* BRIEF:
Write only the number of lines in the data that include the word "услуги".
—————
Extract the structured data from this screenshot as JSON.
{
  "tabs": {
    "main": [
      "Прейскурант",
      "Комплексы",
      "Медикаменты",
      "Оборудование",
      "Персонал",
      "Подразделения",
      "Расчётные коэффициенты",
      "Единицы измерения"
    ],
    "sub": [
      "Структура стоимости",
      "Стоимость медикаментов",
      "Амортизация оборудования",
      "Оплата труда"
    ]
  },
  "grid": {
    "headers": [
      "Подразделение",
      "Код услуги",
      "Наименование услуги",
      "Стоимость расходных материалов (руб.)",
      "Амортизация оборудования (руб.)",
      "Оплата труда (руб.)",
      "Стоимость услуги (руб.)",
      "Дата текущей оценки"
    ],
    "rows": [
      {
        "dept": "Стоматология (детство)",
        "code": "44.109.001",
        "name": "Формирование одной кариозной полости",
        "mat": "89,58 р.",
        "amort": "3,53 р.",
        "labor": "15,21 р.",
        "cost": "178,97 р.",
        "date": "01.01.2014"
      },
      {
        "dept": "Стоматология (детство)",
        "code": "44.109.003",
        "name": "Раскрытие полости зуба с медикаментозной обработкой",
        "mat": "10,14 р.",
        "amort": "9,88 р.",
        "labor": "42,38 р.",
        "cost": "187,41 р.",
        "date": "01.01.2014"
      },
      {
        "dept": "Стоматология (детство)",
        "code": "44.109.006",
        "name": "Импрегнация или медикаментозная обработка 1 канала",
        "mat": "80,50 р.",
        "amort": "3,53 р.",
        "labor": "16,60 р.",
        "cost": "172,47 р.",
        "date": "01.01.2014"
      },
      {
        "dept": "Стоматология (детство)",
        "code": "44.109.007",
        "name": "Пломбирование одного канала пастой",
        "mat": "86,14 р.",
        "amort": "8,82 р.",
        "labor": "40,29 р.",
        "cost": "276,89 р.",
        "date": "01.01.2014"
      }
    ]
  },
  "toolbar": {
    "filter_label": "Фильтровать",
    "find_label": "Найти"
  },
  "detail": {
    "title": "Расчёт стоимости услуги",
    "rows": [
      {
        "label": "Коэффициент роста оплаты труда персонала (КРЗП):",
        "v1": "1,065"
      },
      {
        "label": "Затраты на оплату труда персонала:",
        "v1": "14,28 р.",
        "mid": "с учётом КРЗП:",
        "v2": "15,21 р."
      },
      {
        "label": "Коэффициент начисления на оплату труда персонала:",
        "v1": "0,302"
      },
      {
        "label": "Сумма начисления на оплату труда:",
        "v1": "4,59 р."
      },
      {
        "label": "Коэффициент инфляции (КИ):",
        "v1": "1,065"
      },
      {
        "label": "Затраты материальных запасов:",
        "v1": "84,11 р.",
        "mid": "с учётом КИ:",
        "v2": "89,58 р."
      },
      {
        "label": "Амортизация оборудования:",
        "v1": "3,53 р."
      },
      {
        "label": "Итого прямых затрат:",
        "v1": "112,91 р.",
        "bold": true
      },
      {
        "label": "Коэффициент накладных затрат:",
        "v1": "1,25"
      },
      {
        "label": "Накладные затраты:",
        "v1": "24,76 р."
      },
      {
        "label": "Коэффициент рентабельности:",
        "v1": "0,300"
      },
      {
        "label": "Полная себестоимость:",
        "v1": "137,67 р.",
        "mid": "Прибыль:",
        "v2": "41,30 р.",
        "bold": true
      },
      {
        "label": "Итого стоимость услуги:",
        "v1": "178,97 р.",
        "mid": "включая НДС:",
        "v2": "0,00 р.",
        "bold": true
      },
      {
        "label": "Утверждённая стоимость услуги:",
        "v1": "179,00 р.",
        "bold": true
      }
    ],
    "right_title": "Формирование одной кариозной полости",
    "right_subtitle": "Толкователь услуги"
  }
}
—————
* RESULT OF THE TASK:
7